— EXERCISE —
Give only the number of lines in the records that include the string "title".

(Items from an interface collection)
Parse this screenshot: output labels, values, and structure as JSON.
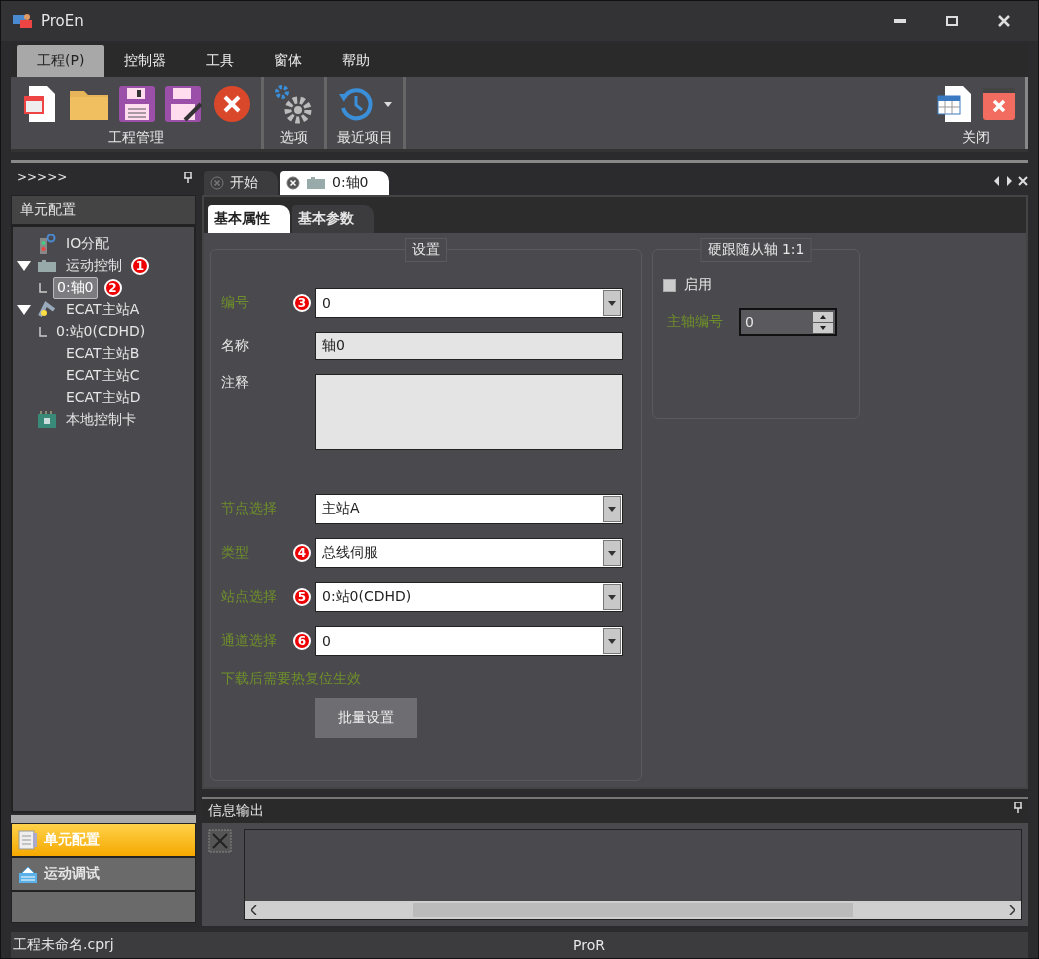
{
  "window": {
    "title": "ProEn"
  },
  "menu_tabs": [
    {
      "label": "工程(P)",
      "selected": true
    },
    {
      "label": "控制器",
      "selected": false
    },
    {
      "label": "工具",
      "selected": false
    },
    {
      "label": "窗体",
      "selected": false
    },
    {
      "label": "帮助",
      "selected": false
    }
  ],
  "ribbon_groups": [
    {
      "kind": "project",
      "label": "工程管理"
    },
    {
      "kind": "options",
      "label": "选项"
    },
    {
      "kind": "recent",
      "label": "最近项目"
    },
    {
      "kind": "close",
      "label": "关闭"
    }
  ],
  "left_panel": {
    "collapse": ">>>>>",
    "title": "单元配置",
    "tree": [
      {
        "kind": "io",
        "label": "IO分配",
        "selected": false
      },
      {
        "kind": "motion",
        "label": "运动控制",
        "selected": false,
        "expanded": true,
        "badge": "1",
        "children": [
          {
            "label": "0:轴0",
            "selected": true,
            "badge": "2"
          }
        ]
      },
      {
        "kind": "master",
        "label": "ECAT主站A",
        "selected": false,
        "expanded": true,
        "children": [
          {
            "label": "0:站0(CDHD)",
            "selected": false
          }
        ]
      },
      {
        "kind": "plain",
        "label": "ECAT主站B",
        "selected": false
      },
      {
        "kind": "plain",
        "label": "ECAT主站C",
        "selected": false
      },
      {
        "kind": "plain",
        "label": "ECAT主站D",
        "selected": false
      },
      {
        "kind": "card",
        "label": "本地控制卡",
        "selected": false
      }
    ],
    "nav": [
      {
        "kind": "config",
        "label": "单元配置",
        "selected": true
      },
      {
        "kind": "debug",
        "label": "运动调试",
        "selected": false
      }
    ]
  },
  "doc_tabs": [
    {
      "label": "开始",
      "selected": false
    },
    {
      "label": "0:轴0",
      "selected": true
    }
  ],
  "sub_tabs": [
    {
      "label": "基本属性",
      "selected": true
    },
    {
      "label": "基本参数",
      "selected": false
    }
  ],
  "settings": {
    "title": "设置",
    "fields": [
      {
        "kind": "select",
        "label": "编号",
        "color": "#6f8f2a",
        "value": "0",
        "badge": "3"
      },
      {
        "kind": "text",
        "label": "名称",
        "color": "#e6e6e6",
        "value": "轴0"
      },
      {
        "kind": "textarea",
        "label": "注释",
        "color": "#e6e6e6"
      },
      {
        "kind": "select",
        "label": "节点选择",
        "color": "#6f8f2a",
        "value": "主站A"
      },
      {
        "kind": "select",
        "label": "类型",
        "color": "#6f8f2a",
        "value": "总线伺服",
        "badge": "4"
      },
      {
        "kind": "select",
        "label": "站点选择",
        "color": "#6f8f2a",
        "value": "0:站0(CDHD)",
        "badge": "5"
      },
      {
        "kind": "select",
        "label": "通道选择",
        "color": "#6f8f2a",
        "value": "0",
        "badge": "6"
      }
    ],
    "note": "下载后需要热复位生效",
    "button": "批量设置"
  },
  "follow": {
    "title": "硬跟随从轴 1:1",
    "enable": {
      "label": "启用",
      "checked": false
    },
    "spin": {
      "label": "主轴编号",
      "value": "0"
    }
  },
  "output": {
    "title": "信息输出"
  },
  "status_bar": {
    "file": "工程未命名.cprj",
    "center": "ProR"
  }
}
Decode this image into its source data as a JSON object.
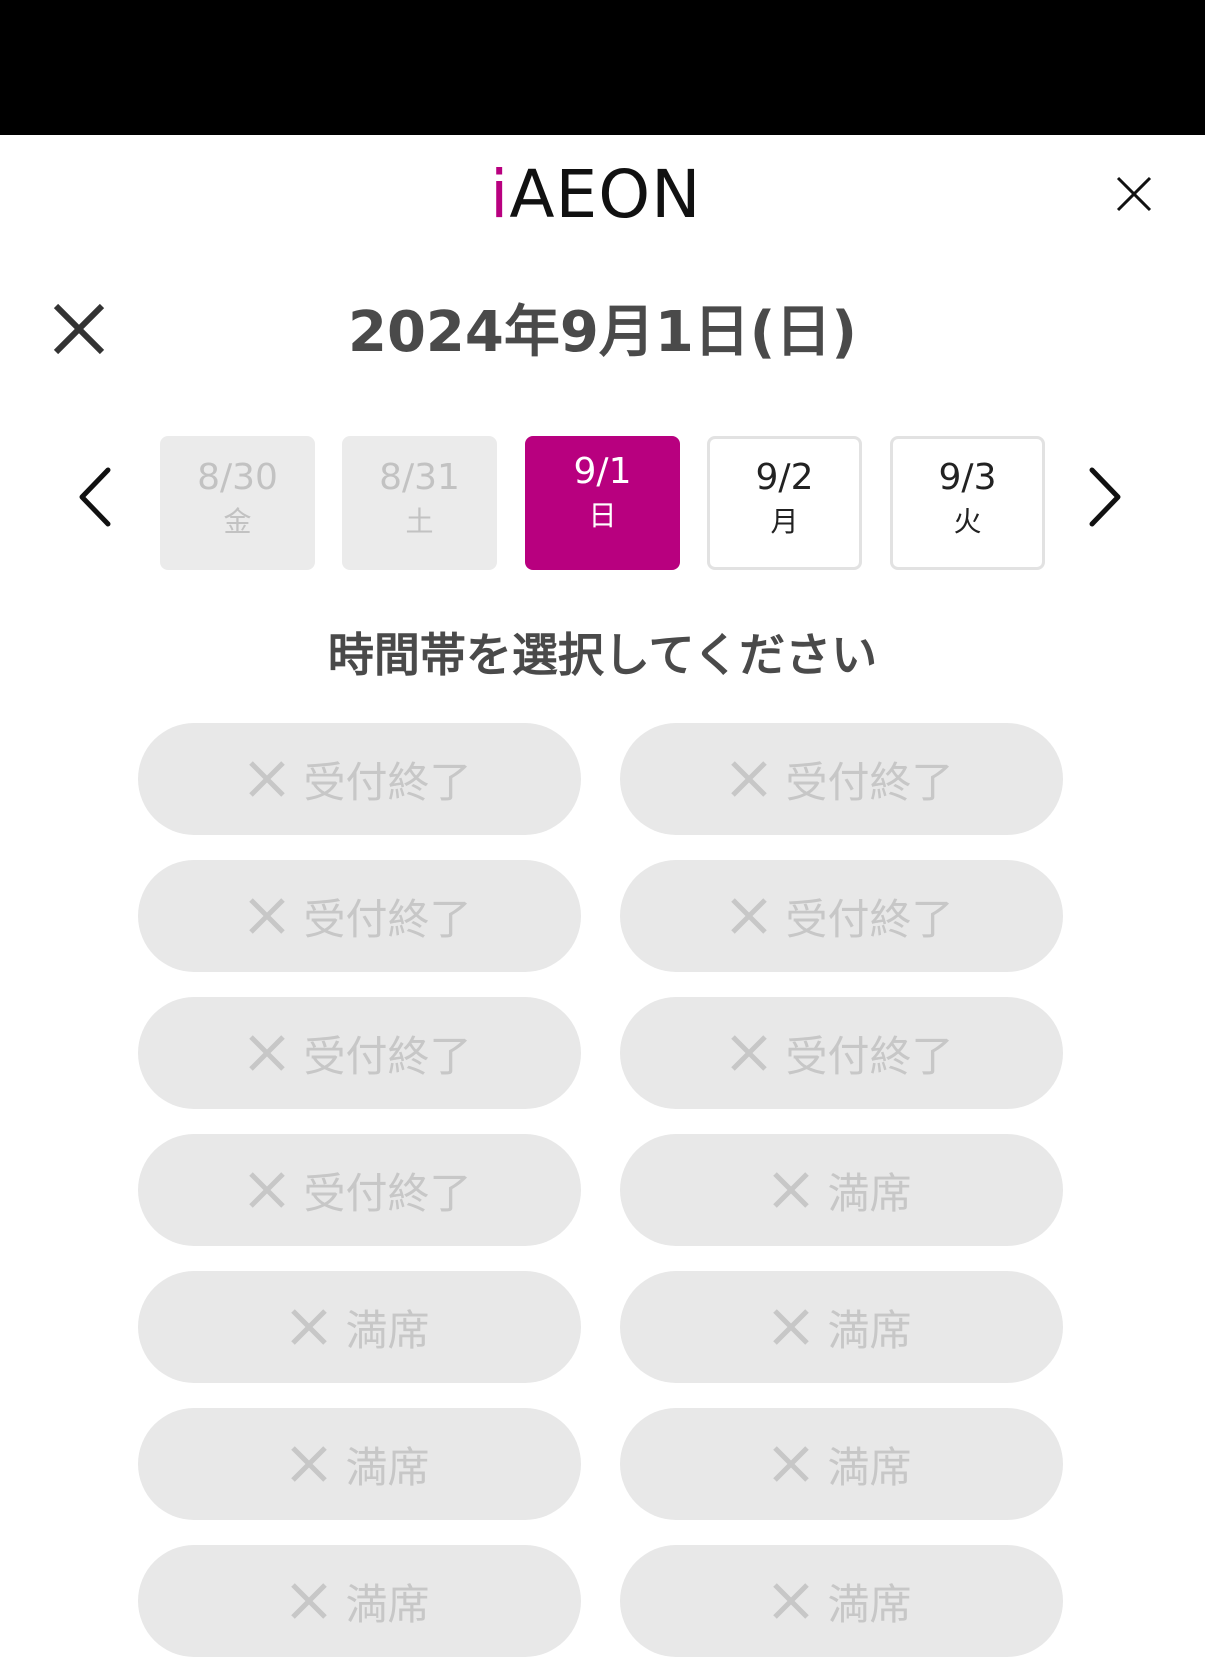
{
  "header": {
    "logo_prefix": "i",
    "logo_rest": "AEON",
    "accent_color": "#b8007f",
    "close_icon": "close-icon"
  },
  "modal": {
    "close_icon": "close-icon",
    "title": "2024年9月1日(日)"
  },
  "date_picker": {
    "prev_icon": "chevron-left-icon",
    "next_icon": "chevron-right-icon",
    "days": [
      {
        "date": "8/30",
        "weekday": "金",
        "state": "disabled"
      },
      {
        "date": "8/31",
        "weekday": "土",
        "state": "disabled"
      },
      {
        "date": "9/1",
        "weekday": "日",
        "state": "selected"
      },
      {
        "date": "9/2",
        "weekday": "月",
        "state": "available"
      },
      {
        "date": "9/3",
        "weekday": "火",
        "state": "available"
      }
    ]
  },
  "instruction": "時間帯を選択してください",
  "slots": [
    {
      "label": "受付終了",
      "icon": "x-icon"
    },
    {
      "label": "受付終了",
      "icon": "x-icon"
    },
    {
      "label": "受付終了",
      "icon": "x-icon"
    },
    {
      "label": "受付終了",
      "icon": "x-icon"
    },
    {
      "label": "受付終了",
      "icon": "x-icon"
    },
    {
      "label": "受付終了",
      "icon": "x-icon"
    },
    {
      "label": "受付終了",
      "icon": "x-icon"
    },
    {
      "label": "満席",
      "icon": "x-icon"
    },
    {
      "label": "満席",
      "icon": "x-icon"
    },
    {
      "label": "満席",
      "icon": "x-icon"
    },
    {
      "label": "満席",
      "icon": "x-icon"
    },
    {
      "label": "満席",
      "icon": "x-icon"
    },
    {
      "label": "満席",
      "icon": "x-icon"
    },
    {
      "label": "満席",
      "icon": "x-icon"
    }
  ]
}
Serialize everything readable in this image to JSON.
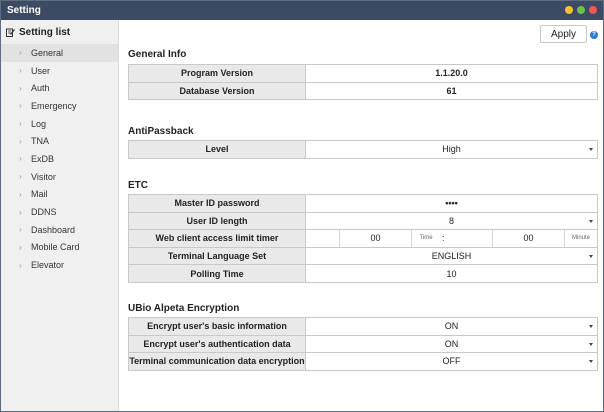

— RESPONSE TO THE EXERCISE —
6